ACTIVITY: Pick out all lines of the entries that include the word "stars" and copy them.

MATERIAL PROVIDED:
::::::::::
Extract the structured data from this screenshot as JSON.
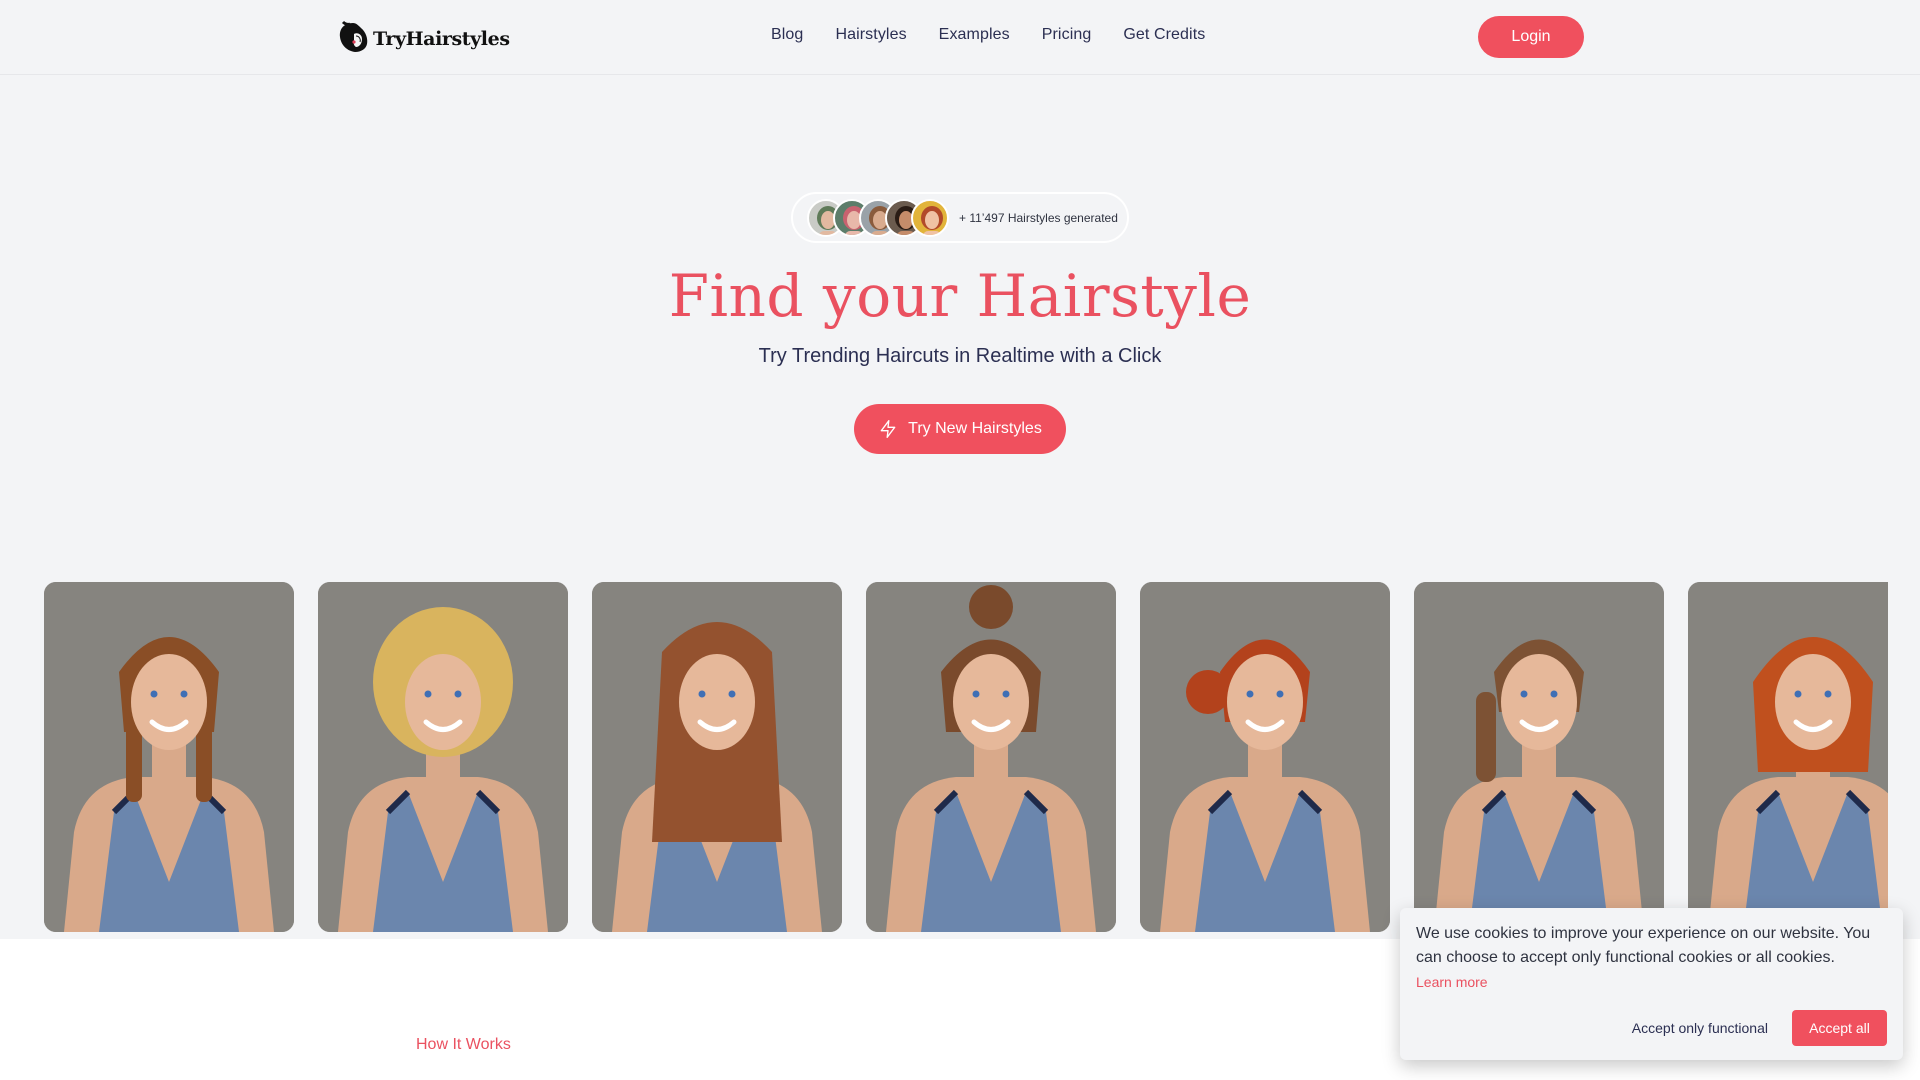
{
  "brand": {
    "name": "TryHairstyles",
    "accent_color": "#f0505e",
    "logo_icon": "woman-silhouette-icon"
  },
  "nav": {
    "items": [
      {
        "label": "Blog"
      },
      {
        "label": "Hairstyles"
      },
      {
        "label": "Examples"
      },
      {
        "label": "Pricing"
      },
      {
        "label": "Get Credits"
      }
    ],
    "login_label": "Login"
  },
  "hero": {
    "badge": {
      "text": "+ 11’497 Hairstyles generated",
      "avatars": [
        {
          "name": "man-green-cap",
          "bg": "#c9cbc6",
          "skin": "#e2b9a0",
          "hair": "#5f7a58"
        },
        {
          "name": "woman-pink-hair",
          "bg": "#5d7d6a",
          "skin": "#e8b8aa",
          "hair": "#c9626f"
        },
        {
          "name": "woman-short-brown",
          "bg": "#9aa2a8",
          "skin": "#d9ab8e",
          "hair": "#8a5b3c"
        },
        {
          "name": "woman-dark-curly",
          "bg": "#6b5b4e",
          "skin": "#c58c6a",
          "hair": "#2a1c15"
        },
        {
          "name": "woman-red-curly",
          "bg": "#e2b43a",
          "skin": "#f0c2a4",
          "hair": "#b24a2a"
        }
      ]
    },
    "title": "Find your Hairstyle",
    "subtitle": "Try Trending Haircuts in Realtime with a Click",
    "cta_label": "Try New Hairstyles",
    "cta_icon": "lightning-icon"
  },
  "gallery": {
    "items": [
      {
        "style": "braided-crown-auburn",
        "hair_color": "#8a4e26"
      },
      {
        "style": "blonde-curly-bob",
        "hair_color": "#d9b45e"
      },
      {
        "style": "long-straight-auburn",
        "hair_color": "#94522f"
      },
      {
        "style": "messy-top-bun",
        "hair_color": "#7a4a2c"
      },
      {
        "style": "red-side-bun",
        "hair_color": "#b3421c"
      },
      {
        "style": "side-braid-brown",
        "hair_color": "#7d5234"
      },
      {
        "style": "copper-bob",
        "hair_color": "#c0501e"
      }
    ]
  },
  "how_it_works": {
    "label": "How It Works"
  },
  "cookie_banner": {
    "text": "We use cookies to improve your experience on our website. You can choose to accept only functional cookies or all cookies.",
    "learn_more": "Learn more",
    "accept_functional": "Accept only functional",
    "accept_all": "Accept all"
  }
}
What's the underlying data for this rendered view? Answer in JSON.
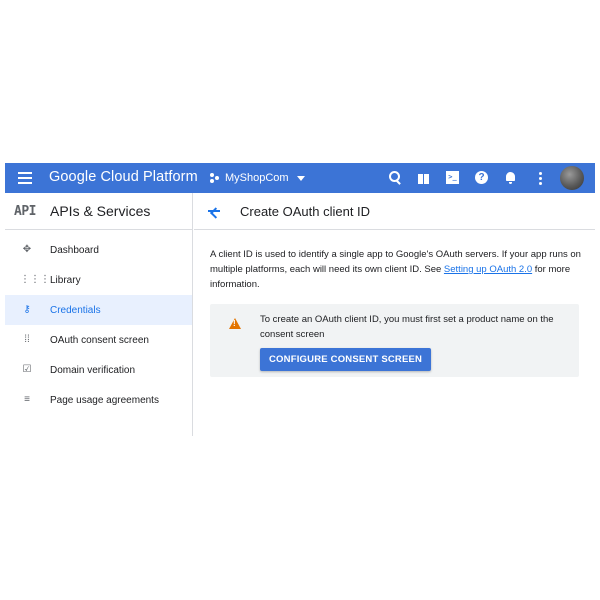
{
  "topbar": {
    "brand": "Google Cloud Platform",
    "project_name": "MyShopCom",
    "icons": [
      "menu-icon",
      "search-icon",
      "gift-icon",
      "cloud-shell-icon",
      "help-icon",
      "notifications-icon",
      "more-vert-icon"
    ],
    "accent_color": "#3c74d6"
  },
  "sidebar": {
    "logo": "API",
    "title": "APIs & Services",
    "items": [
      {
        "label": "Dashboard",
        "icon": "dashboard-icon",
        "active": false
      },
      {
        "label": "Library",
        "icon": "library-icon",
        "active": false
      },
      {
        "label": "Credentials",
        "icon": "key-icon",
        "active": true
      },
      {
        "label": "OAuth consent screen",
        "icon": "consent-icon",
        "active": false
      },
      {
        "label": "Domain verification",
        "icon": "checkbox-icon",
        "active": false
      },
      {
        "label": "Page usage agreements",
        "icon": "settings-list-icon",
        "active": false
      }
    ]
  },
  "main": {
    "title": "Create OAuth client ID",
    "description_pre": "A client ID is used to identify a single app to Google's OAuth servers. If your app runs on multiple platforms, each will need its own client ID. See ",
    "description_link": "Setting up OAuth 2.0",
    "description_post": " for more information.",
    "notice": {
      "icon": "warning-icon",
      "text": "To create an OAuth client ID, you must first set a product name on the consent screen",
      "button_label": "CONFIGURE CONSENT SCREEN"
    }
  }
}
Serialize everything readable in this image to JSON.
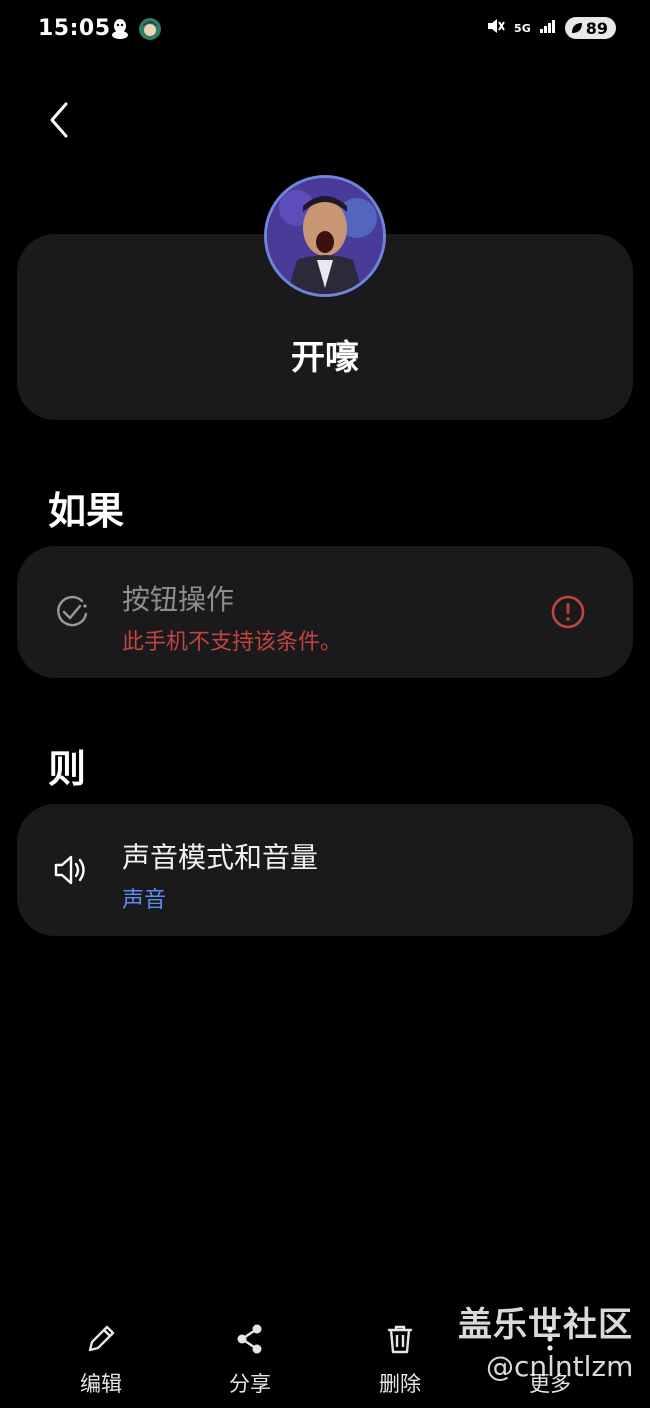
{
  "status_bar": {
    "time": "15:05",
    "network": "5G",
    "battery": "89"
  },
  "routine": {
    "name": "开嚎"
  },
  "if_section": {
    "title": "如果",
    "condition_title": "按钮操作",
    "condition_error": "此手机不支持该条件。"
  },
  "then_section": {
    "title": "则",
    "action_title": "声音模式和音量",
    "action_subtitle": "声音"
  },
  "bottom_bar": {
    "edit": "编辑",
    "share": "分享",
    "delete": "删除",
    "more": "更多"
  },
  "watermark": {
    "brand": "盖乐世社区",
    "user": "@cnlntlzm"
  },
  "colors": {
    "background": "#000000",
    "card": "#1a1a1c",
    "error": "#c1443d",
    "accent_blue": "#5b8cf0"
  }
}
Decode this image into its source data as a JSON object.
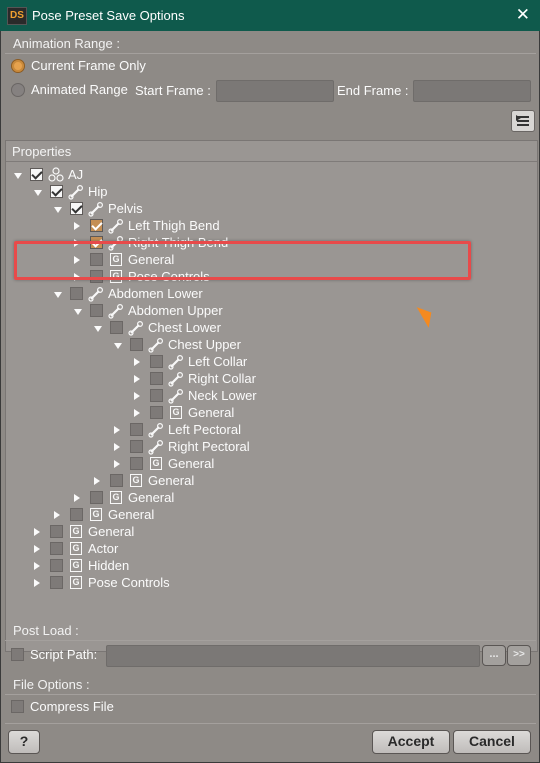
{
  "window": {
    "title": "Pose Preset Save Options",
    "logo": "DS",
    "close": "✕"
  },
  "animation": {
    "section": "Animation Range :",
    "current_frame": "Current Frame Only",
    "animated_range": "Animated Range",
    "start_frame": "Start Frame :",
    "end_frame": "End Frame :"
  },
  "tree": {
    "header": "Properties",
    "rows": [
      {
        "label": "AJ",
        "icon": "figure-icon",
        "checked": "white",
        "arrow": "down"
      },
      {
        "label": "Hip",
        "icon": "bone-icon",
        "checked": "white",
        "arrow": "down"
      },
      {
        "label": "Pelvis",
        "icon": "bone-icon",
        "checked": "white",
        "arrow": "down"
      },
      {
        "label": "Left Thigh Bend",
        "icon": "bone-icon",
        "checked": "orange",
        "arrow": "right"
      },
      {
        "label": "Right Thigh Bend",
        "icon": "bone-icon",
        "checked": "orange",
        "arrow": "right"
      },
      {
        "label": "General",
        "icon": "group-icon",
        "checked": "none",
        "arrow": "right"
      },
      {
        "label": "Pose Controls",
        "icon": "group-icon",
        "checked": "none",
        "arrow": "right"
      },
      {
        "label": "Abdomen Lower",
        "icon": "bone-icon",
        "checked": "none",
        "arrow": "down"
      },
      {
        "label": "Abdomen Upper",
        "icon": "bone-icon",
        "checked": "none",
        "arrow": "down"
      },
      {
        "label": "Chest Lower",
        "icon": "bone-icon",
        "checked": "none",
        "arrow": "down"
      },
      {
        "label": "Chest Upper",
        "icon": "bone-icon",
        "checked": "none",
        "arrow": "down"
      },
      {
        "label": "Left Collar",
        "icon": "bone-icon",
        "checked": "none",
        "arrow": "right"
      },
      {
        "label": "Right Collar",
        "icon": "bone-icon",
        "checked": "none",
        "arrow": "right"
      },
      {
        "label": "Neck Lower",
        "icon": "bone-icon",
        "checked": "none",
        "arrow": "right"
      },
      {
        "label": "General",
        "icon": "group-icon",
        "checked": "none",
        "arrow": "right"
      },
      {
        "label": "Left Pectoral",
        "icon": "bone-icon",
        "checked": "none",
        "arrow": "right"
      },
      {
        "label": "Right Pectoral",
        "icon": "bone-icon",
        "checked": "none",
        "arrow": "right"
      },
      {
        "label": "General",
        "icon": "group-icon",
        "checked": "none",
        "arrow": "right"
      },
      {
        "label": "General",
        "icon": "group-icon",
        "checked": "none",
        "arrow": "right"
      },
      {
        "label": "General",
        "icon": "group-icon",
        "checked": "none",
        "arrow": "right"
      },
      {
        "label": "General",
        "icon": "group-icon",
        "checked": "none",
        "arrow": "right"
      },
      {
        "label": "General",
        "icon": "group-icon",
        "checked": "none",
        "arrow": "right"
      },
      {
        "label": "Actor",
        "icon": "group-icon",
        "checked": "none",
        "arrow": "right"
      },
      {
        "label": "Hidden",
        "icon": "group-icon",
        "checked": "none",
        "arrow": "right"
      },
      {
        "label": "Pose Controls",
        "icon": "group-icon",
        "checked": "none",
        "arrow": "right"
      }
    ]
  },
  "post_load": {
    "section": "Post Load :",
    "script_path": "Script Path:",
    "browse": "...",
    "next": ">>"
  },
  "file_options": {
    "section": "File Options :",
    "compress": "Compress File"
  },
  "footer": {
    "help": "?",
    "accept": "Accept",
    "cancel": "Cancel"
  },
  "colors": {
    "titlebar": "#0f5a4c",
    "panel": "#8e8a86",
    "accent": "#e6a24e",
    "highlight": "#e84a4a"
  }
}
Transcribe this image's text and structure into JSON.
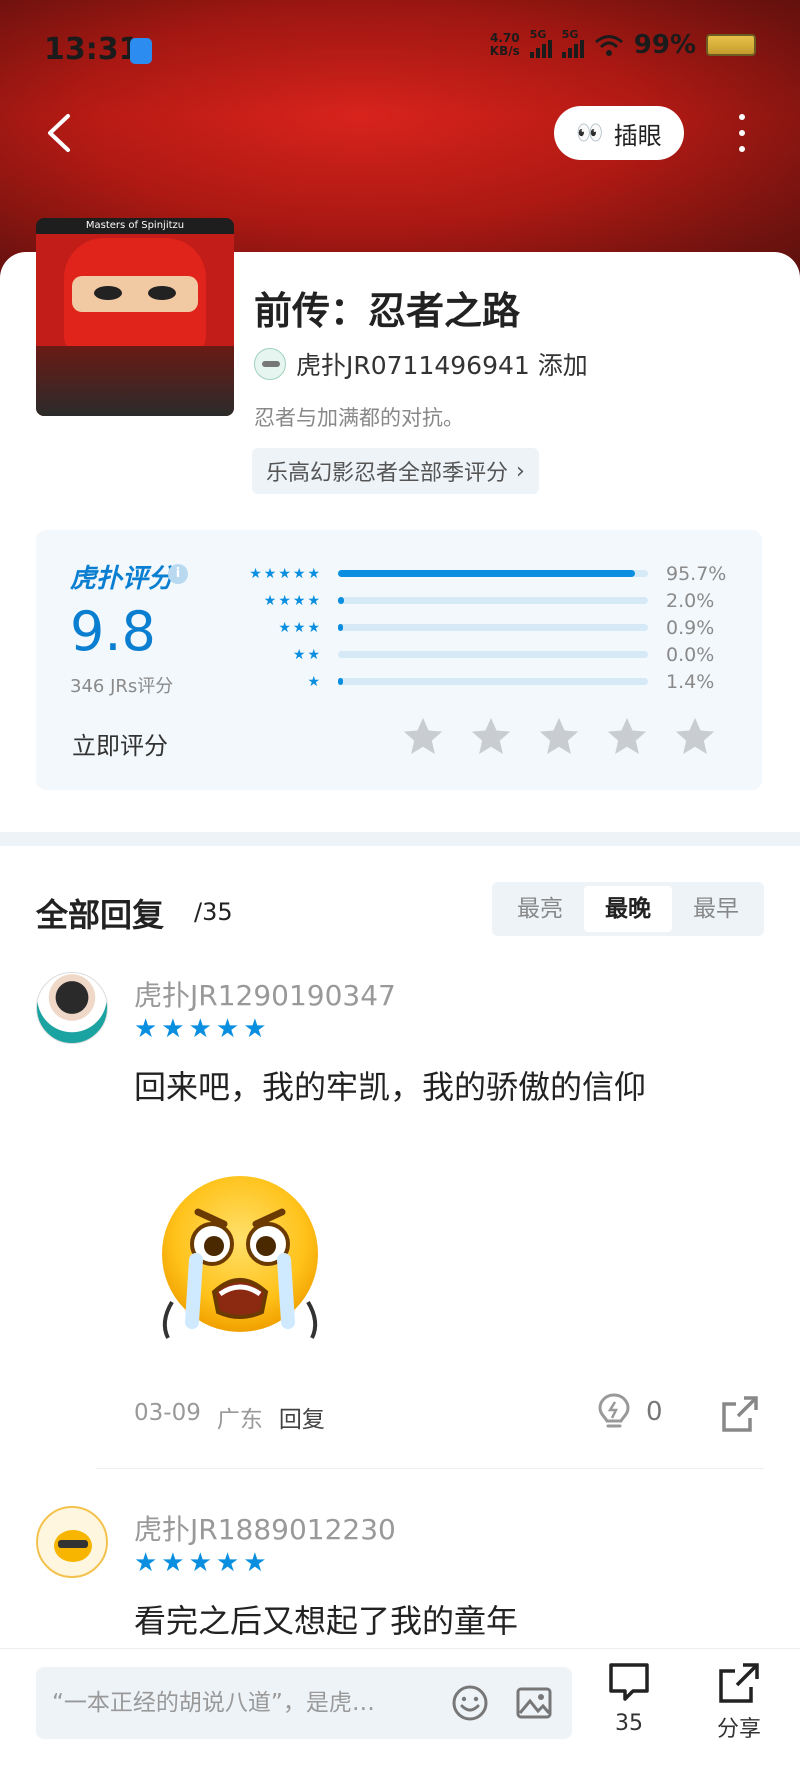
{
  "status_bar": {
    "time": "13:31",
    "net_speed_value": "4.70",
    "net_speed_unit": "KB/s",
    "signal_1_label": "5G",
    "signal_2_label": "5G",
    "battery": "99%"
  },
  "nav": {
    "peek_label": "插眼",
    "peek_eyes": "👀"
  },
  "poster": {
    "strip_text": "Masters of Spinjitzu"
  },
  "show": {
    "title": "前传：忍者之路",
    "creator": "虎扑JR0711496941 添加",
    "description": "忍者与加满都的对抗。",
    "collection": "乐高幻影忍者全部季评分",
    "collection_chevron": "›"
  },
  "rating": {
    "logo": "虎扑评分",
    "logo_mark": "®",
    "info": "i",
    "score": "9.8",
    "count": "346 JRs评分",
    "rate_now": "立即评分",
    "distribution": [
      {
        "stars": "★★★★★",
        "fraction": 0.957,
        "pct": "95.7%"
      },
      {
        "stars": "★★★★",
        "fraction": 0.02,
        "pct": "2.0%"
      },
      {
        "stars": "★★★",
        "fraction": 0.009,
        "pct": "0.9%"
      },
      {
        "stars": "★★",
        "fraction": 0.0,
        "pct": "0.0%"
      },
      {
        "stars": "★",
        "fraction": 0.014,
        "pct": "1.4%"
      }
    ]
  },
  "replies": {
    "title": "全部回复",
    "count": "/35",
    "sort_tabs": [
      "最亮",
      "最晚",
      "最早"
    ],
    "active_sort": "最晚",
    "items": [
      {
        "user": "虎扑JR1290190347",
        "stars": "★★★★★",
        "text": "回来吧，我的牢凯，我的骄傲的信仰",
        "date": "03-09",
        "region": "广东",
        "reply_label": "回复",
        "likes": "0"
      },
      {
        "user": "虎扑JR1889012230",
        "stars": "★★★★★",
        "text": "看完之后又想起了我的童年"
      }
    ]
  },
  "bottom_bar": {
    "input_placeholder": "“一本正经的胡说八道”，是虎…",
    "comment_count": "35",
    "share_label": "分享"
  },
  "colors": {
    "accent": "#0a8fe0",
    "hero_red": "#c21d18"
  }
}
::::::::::
RESPONSE:
        "stars": "★★★★★",
        "stars": "★★★★",
        "stars": "★★★",
        "stars": "★★",
        "stars": "★",
        "stars": "★★★★★",
        "stars": "★★★★★",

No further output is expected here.